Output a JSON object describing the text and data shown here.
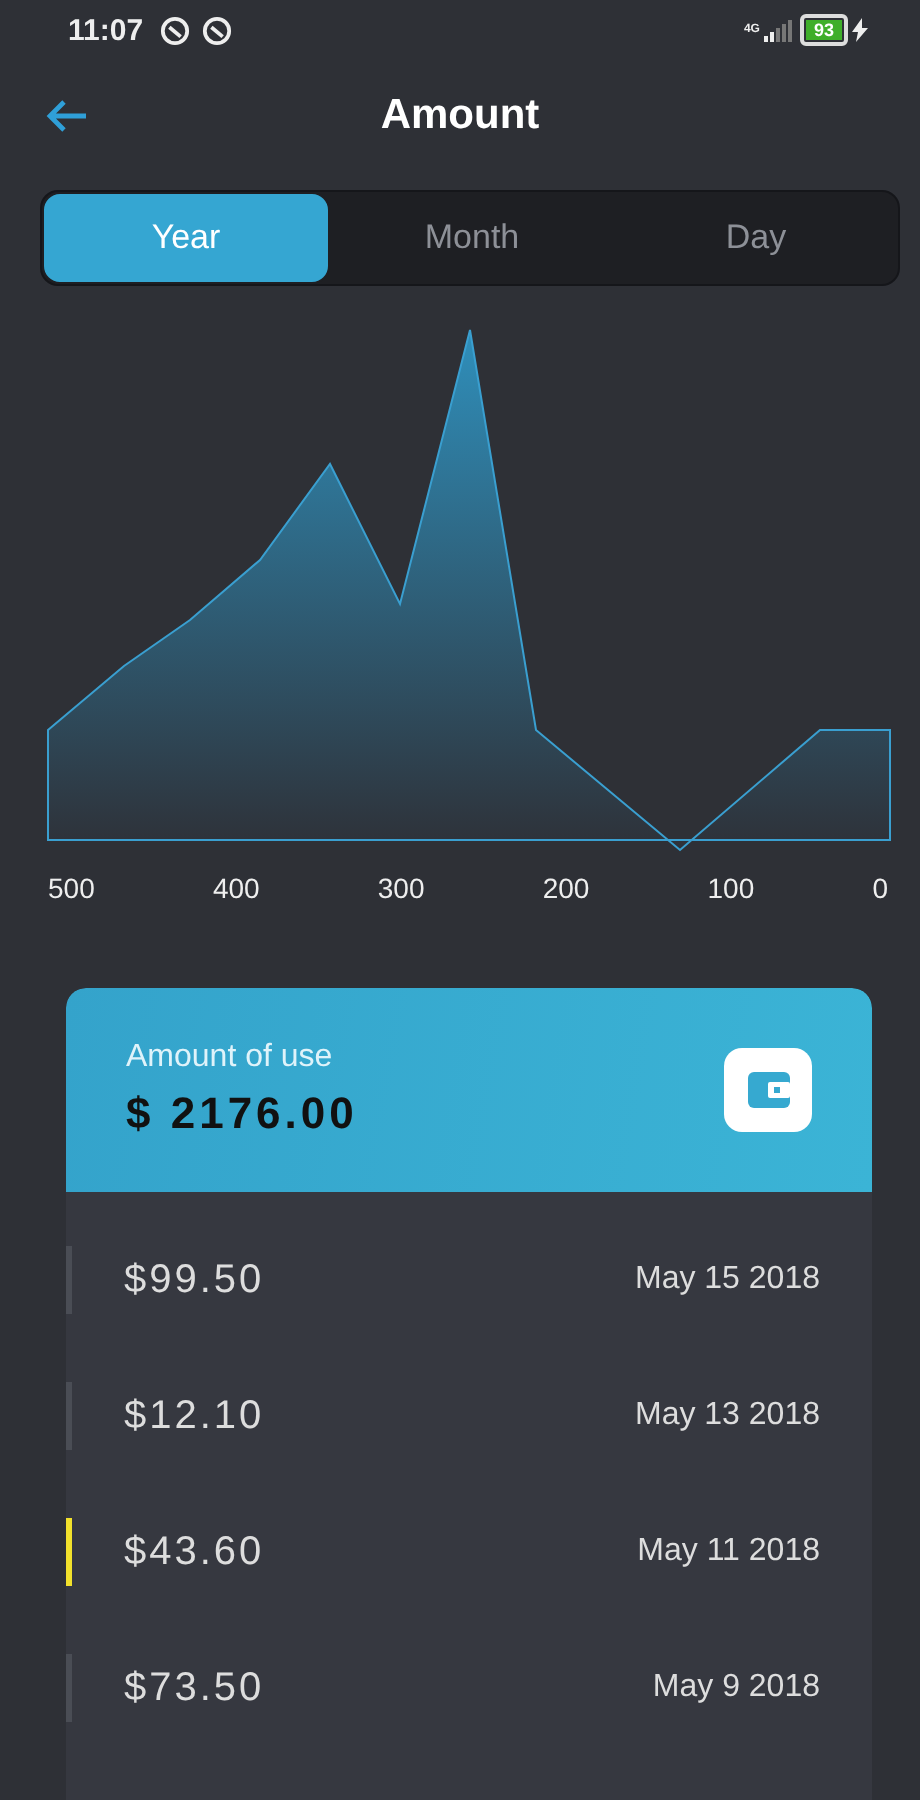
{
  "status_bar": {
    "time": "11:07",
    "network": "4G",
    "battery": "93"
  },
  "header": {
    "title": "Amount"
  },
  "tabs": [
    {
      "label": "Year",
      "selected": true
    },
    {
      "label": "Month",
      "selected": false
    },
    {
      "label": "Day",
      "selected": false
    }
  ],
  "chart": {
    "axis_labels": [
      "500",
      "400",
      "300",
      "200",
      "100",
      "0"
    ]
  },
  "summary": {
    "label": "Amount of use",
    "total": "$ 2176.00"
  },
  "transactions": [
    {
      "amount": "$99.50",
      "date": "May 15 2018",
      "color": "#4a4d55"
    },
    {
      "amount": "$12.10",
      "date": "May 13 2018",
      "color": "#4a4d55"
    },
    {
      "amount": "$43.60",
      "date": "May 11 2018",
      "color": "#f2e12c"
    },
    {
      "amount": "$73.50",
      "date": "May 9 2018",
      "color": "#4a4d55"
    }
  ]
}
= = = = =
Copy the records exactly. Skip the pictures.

RESULT OF THE TASK:
Output a JSON object describing the text and data shown here.
{
  "status_bar": {
    "time": "11:07",
    "network": "4G",
    "battery": "93"
  },
  "header": {
    "title": "Amount"
  },
  "tabs": [
    {
      "label": "Year",
      "selected": true
    },
    {
      "label": "Month",
      "selected": false
    },
    {
      "label": "Day",
      "selected": false
    }
  ],
  "chart": {
    "axis_labels": [
      "500",
      "400",
      "300",
      "200",
      "100",
      "0"
    ]
  },
  "summary": {
    "label": "Amount of use",
    "total": "$ 2176.00"
  },
  "transactions": [
    {
      "amount": "$99.50",
      "date": "May 15 2018",
      "color": "#4a4d55"
    },
    {
      "amount": "$12.10",
      "date": "May 13 2018",
      "color": "#4a4d55"
    },
    {
      "amount": "$43.60",
      "date": "May 11 2018",
      "color": "#f2e12c"
    },
    {
      "amount": "$73.50",
      "date": "May 9 2018",
      "color": "#4a4d55"
    }
  ]
}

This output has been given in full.